Always in Our Hearts is the true story of a couple driven to kill their newborn child and the murder that shocked the nation.
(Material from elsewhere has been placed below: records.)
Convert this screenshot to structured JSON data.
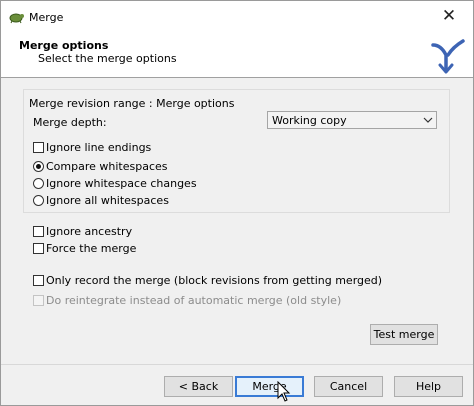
{
  "window": {
    "title": "Merge"
  },
  "header": {
    "title": "Merge options",
    "subtitle": "Select the merge options"
  },
  "group": {
    "legend": "Merge revision range : Merge options",
    "depth_label": "Merge depth:",
    "depth_value": "Working copy",
    "ignore_line_endings": "Ignore line endings",
    "whitespace": {
      "compare": "Compare whitespaces",
      "ignore_changes": "Ignore whitespace changes",
      "ignore_all": "Ignore all whitespaces",
      "selected": "compare"
    }
  },
  "options": {
    "ignore_ancestry": "Ignore ancestry",
    "force_merge": "Force the merge",
    "only_record": "Only record the merge (block revisions from getting merged)",
    "reintegrate": "Do reintegrate instead of automatic merge (old style)"
  },
  "buttons": {
    "test_merge": "Test merge",
    "back": "< Back",
    "merge": "Merge",
    "cancel": "Cancel",
    "help": "Help"
  },
  "colors": {
    "accent": "#3a7bd5",
    "logo": "#3d64b4"
  }
}
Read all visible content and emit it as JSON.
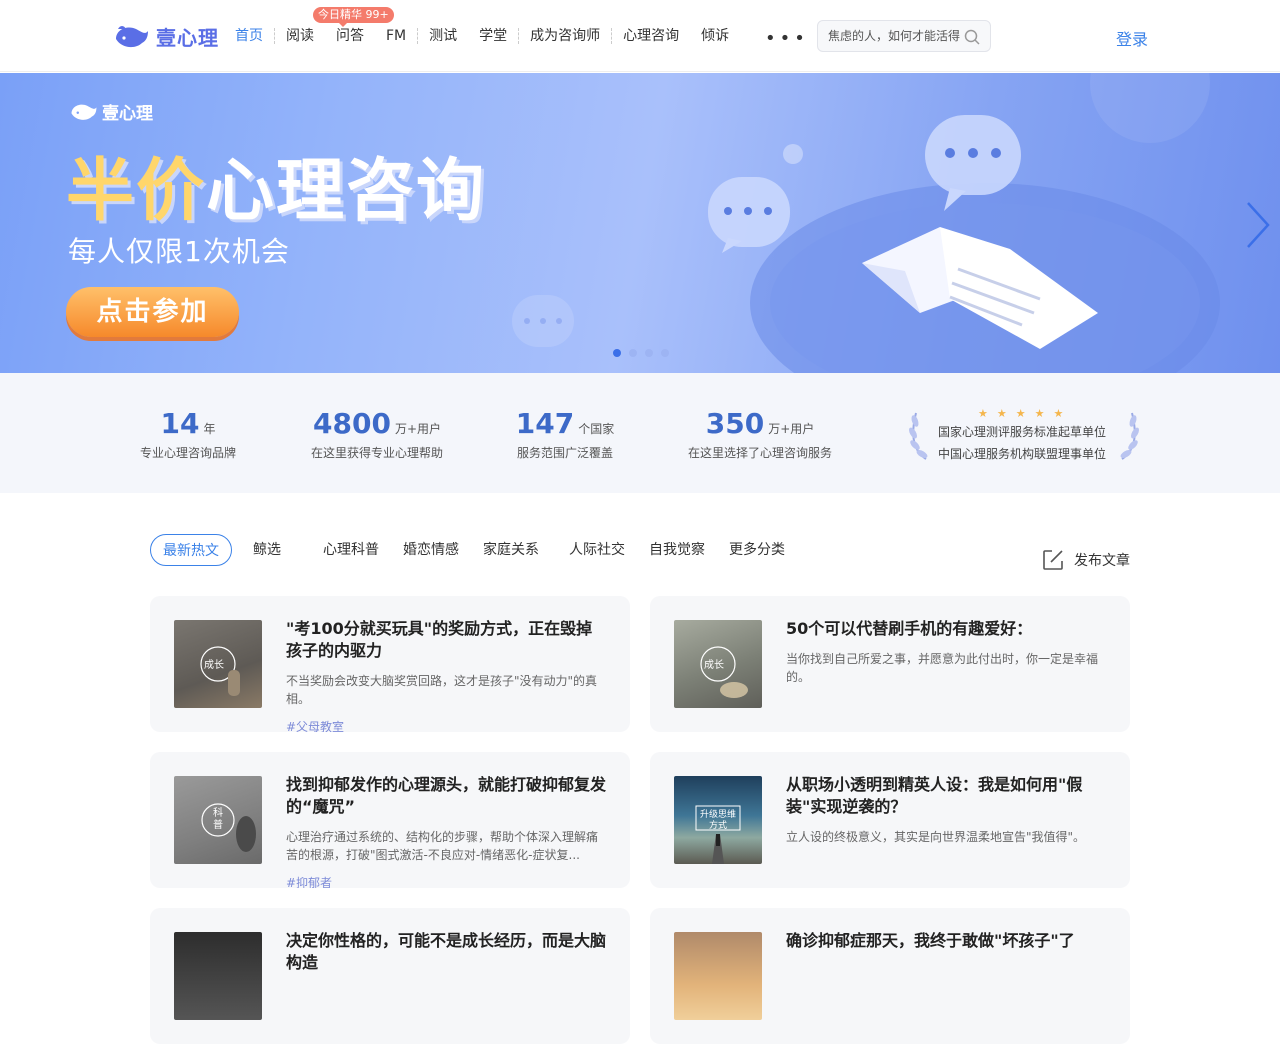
{
  "header": {
    "logo_text": "壹心理",
    "nav": [
      {
        "label": "首页",
        "active": true
      },
      {
        "label": "阅读"
      },
      {
        "label": "问答"
      },
      {
        "label": "FM"
      },
      {
        "label": "测试"
      },
      {
        "label": "学堂"
      },
      {
        "label": "成为咨询师"
      },
      {
        "label": "心理咨询"
      },
      {
        "label": "倾诉"
      }
    ],
    "badge": "今日精华 99+",
    "more": "•••",
    "search_placeholder": "焦虑的人，如何才能活得",
    "login": "登录"
  },
  "banner": {
    "logo_text": "壹心理",
    "headline_a": "半价",
    "headline_b": "心理咨询",
    "subtitle": "每人仅限1次机会",
    "cta": "点击参加",
    "dots": 4,
    "active_dot": 1
  },
  "stats": [
    {
      "num": "14",
      "unit": "年",
      "desc": "专业心理咨询品牌"
    },
    {
      "num": "4800",
      "unit": "万+用户",
      "desc": "在这里获得专业心理帮助"
    },
    {
      "num": "147",
      "unit": "个国家",
      "desc": "服务范围广泛覆盖"
    },
    {
      "num": "350",
      "unit": "万+用户",
      "desc": "在这里选择了心理咨询服务"
    }
  ],
  "awards": {
    "stars": "★★★★★",
    "lines": [
      "国家心理测评服务标准起草单位",
      "中国心理服务机构联盟理事单位"
    ]
  },
  "tabs": [
    "最新热文",
    "鲸选",
    "心理科普",
    "婚恋情感",
    "家庭关系",
    "人际社交",
    "自我觉察",
    "更多分类"
  ],
  "publish_label": "发布文章",
  "articles": [
    {
      "title": "\"考100分就买玩具\"的奖励方式，正在毁掉孩子的内驱力",
      "desc": "不当奖励会改变大脑奖赏回路，这才是孩子\"没有动力\"的真相。",
      "tag": "#父母教室",
      "img_label": "成长",
      "img_color": "#6f6b66"
    },
    {
      "title": "50个可以代替刷手机的有趣爱好：",
      "desc": "当你找到自己所爱之事，并愿意为此付出时，你一定是幸福的。",
      "tag": "",
      "img_label": "成长",
      "img_color": "#8a8f86"
    },
    {
      "title": "找到抑郁发作的心理源头，就能打破抑郁复发的“魔咒”",
      "desc": "心理治疗通过系统的、结构化的步骤，帮助个体深入理解痛苦的根源，打破\"图式激活-不良应对-情绪恶化-症状复...",
      "tag": "#抑郁者",
      "img_label": "科普",
      "img_color": "#8c8c8c"
    },
    {
      "title": "从职场小透明到精英人设：我是如何用\"假装\"实现逆袭的？",
      "desc": "立人设的终极意义，其实是向世界温柔地宣告\"我值得\"。",
      "tag": "",
      "img_label": "升级思维方式",
      "img_color": "#3d6e8f"
    },
    {
      "title": "决定你性格的，可能不是成长经历，而是大脑构造",
      "desc": "",
      "tag": "",
      "img_label": "",
      "img_color": "#3a3a3a"
    },
    {
      "title": "确诊抑郁症那天，我终于敢做\"坏孩子\"了",
      "desc": "",
      "tag": "",
      "img_label": "",
      "img_color": "#c79b6e"
    }
  ]
}
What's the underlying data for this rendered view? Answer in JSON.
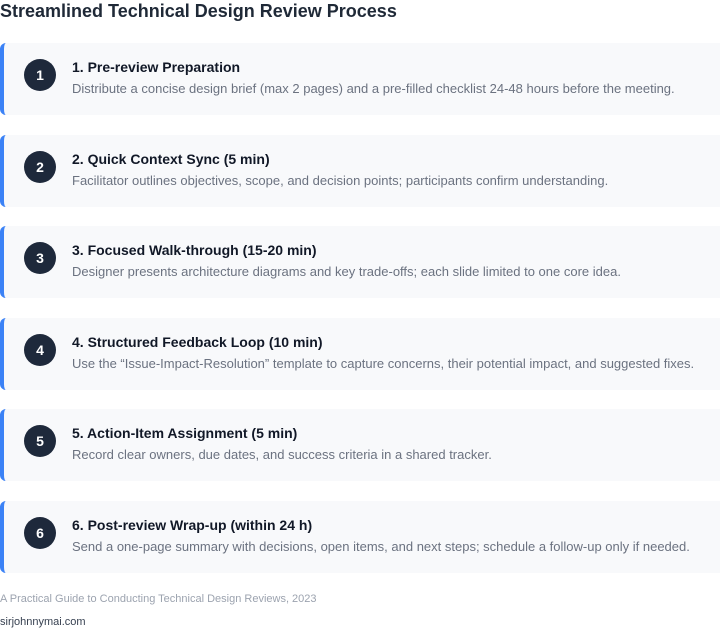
{
  "title": "Streamlined Technical Design Review Process",
  "colors": {
    "accent": "#3b82f6",
    "badge_bg": "#1e293b",
    "card_bg": "#f8f9fb"
  },
  "steps": [
    {
      "number": "1",
      "title": "1. Pre-review Preparation",
      "description": "Distribute a concise design brief (max 2 pages) and a pre-filled checklist 24-48 hours before the meeting."
    },
    {
      "number": "2",
      "title": "2. Quick Context Sync (5 min)",
      "description": "Facilitator outlines objectives, scope, and decision points; participants confirm understanding."
    },
    {
      "number": "3",
      "title": "3. Focused Walk-through (15-20 min)",
      "description": "Designer presents architecture diagrams and key trade-offs; each slide limited to one core idea."
    },
    {
      "number": "4",
      "title": "4. Structured Feedback Loop (10 min)",
      "description": "Use the “Issue-Impact-Resolution” template to capture concerns, their potential impact, and suggested fixes."
    },
    {
      "number": "5",
      "title": "5. Action-Item Assignment (5 min)",
      "description": "Record clear owners, due dates, and success criteria in a shared tracker."
    },
    {
      "number": "6",
      "title": "6. Post-review Wrap-up (within 24 h)",
      "description": "Send a one-page summary with decisions, open items, and next steps; schedule a follow-up only if needed."
    }
  ],
  "footer": {
    "source": "A Practical Guide to Conducting Technical Design Reviews, 2023",
    "site": "sirjohnnymai.com"
  }
}
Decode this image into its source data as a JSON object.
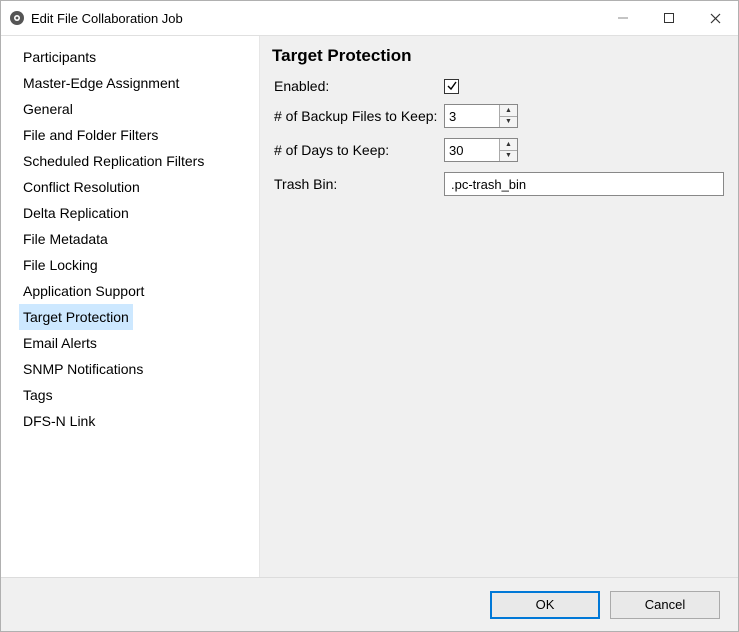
{
  "window": {
    "title": "Edit File Collaboration Job"
  },
  "sidebar": {
    "items": [
      {
        "label": "Participants"
      },
      {
        "label": "Master-Edge Assignment"
      },
      {
        "label": "General"
      },
      {
        "label": "File and Folder Filters"
      },
      {
        "label": "Scheduled Replication Filters"
      },
      {
        "label": "Conflict Resolution"
      },
      {
        "label": "Delta Replication"
      },
      {
        "label": "File Metadata"
      },
      {
        "label": "File Locking"
      },
      {
        "label": "Application Support"
      },
      {
        "label": "Target Protection",
        "selected": true
      },
      {
        "label": "Email Alerts"
      },
      {
        "label": "SNMP Notifications"
      },
      {
        "label": "Tags"
      },
      {
        "label": "DFS-N Link"
      }
    ]
  },
  "content": {
    "title": "Target Protection",
    "fields": {
      "enabled": {
        "label": "Enabled:",
        "checked": true
      },
      "backup_files": {
        "label": "# of Backup Files to Keep:",
        "value": "3"
      },
      "days_keep": {
        "label": "# of Days to Keep:",
        "value": "30"
      },
      "trash_bin": {
        "label": "Trash Bin:",
        "value": ".pc-trash_bin"
      }
    }
  },
  "footer": {
    "ok": "OK",
    "cancel": "Cancel"
  }
}
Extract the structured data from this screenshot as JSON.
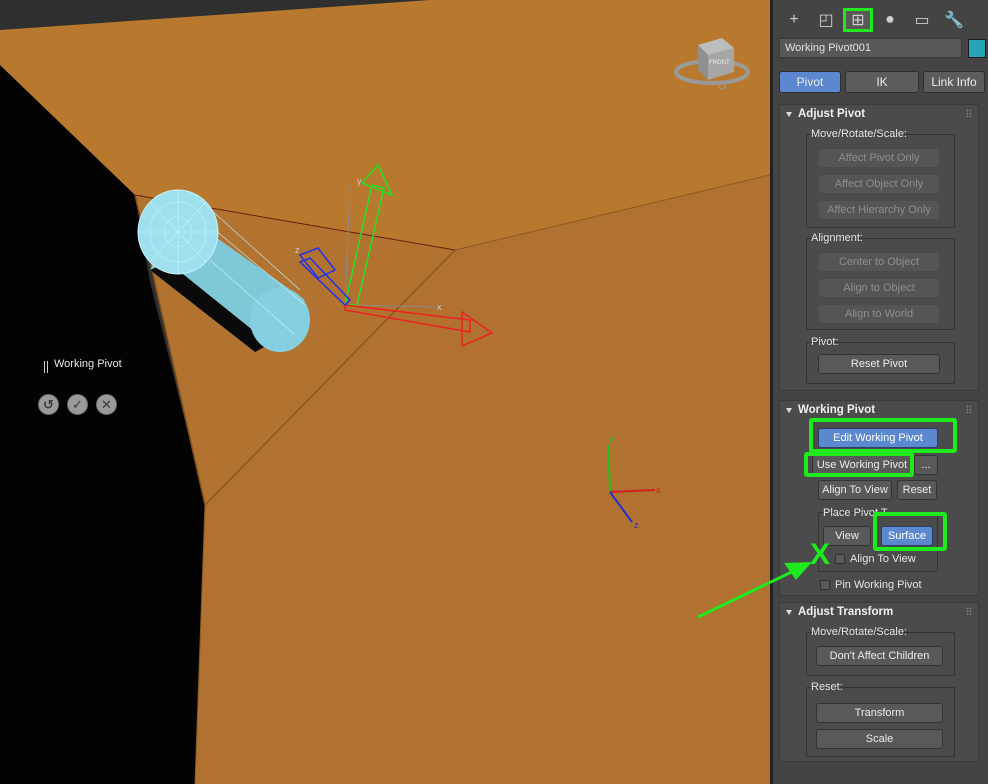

Most takes a sensational news story that he covered for the Record, a New Jersey newspaper, and draws from it one fairly tired lesson: parents, especially suburban parents who think that their kids are fine, have to make sure that the lines of communication are open between themselves and their children. In 1996, two 18-year-old college freshmen, Amy Grossberg and Brian Peterson, made headlines after they checked into a Delaware motel where Grossberg subsequently delivered a baby boy whom Peterson wrapped in a plastic bag and threw in a Dumpster. Most recounts these events and the trial that followed in clear journalistic style, but his account suffers because he was unable to interview Grossberg, Peterson or any family members. He provides an interesting description of the upper-middle-class New Jersey suburb where the two lived and offers a few well-worn theories as to why they didn't tell their families about the pregnancy or seek help: wealthy parents give their children luxuries but don't teach them values; Peterson's parents were divorced; Grossberg was afraid of displeasing her mother. But Most's reliance on a court transcript of an interview with Grossberg's mother leads him to speculate excessively about her possible bad parenting while neglecting the three other parents involved and giving short shrift to the moral culpability of Grossberg and Peterson themselves. Illustrations not seen by PW. 25,000 first printing; first serial to New Jersey Monthly and Delaware Today; author tour.